Speaking at an antitrust conference on January 19, 2018, Makan Delrahim, the Assistant Attorney General for the Antitrust Division, stated that over the next few months DOJ will be announcing indictments charging criminal antitrust violations relating to no-poach agreements. DOJ’s position is that these agreements, under which companies agree not to hire each other’s employees, restrain competition in the market for employees and may constitute per se violations of the antitrust laws. Delrahim’s announcement follows joint DOJ/FTC guidance issued in October 2016, which alerted companies that parties to no-poach agreements would be subject, not just to civil antitrust liability, but also potentially to criminal investigation and sanction. Delrahim also highlighted the extent to which the prior guidance had put companies on notice of the federal antitrust agencies’ approach to no-poach agreements. Delrahim’s announcement offers a clear indication that regardless of other policy reversals by the Trump Administration, the Trump Administration’s DOJ remains committed to this particular Obama Administration antitrust enforcement initiative.
In October 2016, the Department of Justice and the Federal Trade Commission jointly issued guidance for human resources professionals that provided general guidelines illustrating how the antitrust laws apply to employee hiring practices (the “2016 Guidance”).1 The 2016 Guidance advised against entering into “no-poach” agreements under which companies agree not to solicit or hire employees from other companies that are party to the agreement.
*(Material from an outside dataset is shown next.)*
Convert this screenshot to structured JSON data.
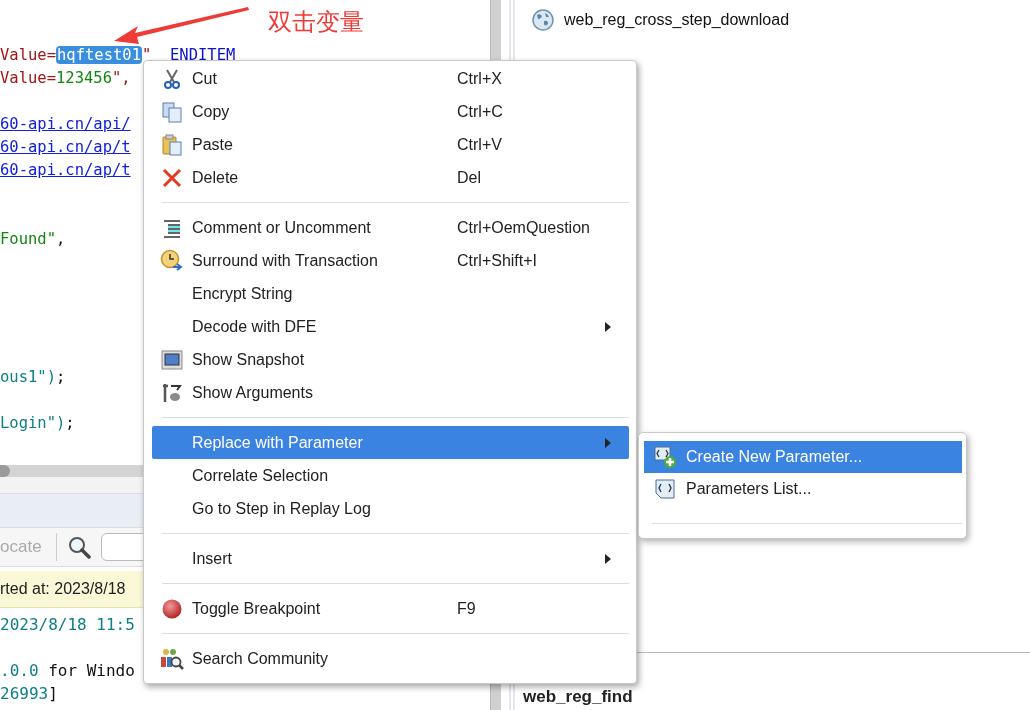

It also reaffirmed traditional prohibitions against agreements between companies about employee salaries, benefits or other terms of employment. But it went further. In a break with prior DOJ practice, the 2016 Guidance announced for the first time that DOJ “intends to proceed criminally against naked wage-fixing or no-poaching agreements.” (emphasis added).2 “Naked” agreements of this type are ones that are not tied to any legitimate collaboration or joint venture between the companies.
Prior to the issuance of the 2016 Guidance, DOJ and the FTC had been active in the civil enforcement space on these issues. Most recently, DOJ brought civil enforcement actions against groups of technology companies that had entered into no-poach pacts that included, among other things, agreements not to cold-call each other’s employees. Three of these cases (against eBay and Intuit;3 Lucasfilm and Pixar4; and a group consisting of Adobe, Apple, Google, Intuit, and Pixar5) were ultimately resolved via consent judgments against the subject companies.
Recent developments confirm that the Trump Administration will continue this policy. In a September 2017 speech, Acting Assistant Attorney General Andrew Finch directly addressed the 2016 Guidance.6 He went on to caution that companies “should be on notice that a business across the street from them—or, for that matter, across the country—might not be a competitor in the sale of any product or service, but it might still be a competitor for certain types of employees such that a naked no-poaching agreement, or wage-fixing agreement, between them” would be a “per se” violation of the antitrust laws.7
Delrahim’s recent statement, notably, is the first to signal imminent criminal charges relating to no-poach agreements, and it further underscores DOJ’s continued commitment to the principles announced in the 2016 Guidance. In addition to noting that he has “been shocked” at the prevalence of no-poach agreements, Delrahim pointed to the October 2016 guidance as a key marker: if no-poach activity existed prior to the issuance of the guidance and has continued, he said, DOJ will likely treat it as a criminal violation. He also flagged that if the technology companies who were subject to civil enforcement actions have not complied with the judgments in those cases, they may now be subject to criminal enforcement actions.
While Delrahim’s remarks are not necessarily surprising in the wake of the 2016 Guidance or the traditional understanding that a per se violation of the antitrust laws could be charged criminally, they serve as a wake-up call to all employers that DOJ is following through on the commitments in that Obama-era document. The Antitrust Division is plainly in the midst of active investigations of no-poach agreements and appears likely to expand its enforcement reach in the area by charging this conduct criminally in coming months. Companies and individuals potentially implicated in such investigations should carefully consider their position in assessing whether, for example, to self-report under the Antitrust Division’s leniency program and how promptly to terminate conduct that the Antitrust Division increasingly regards as equivalent to a hard-core antitrust offense.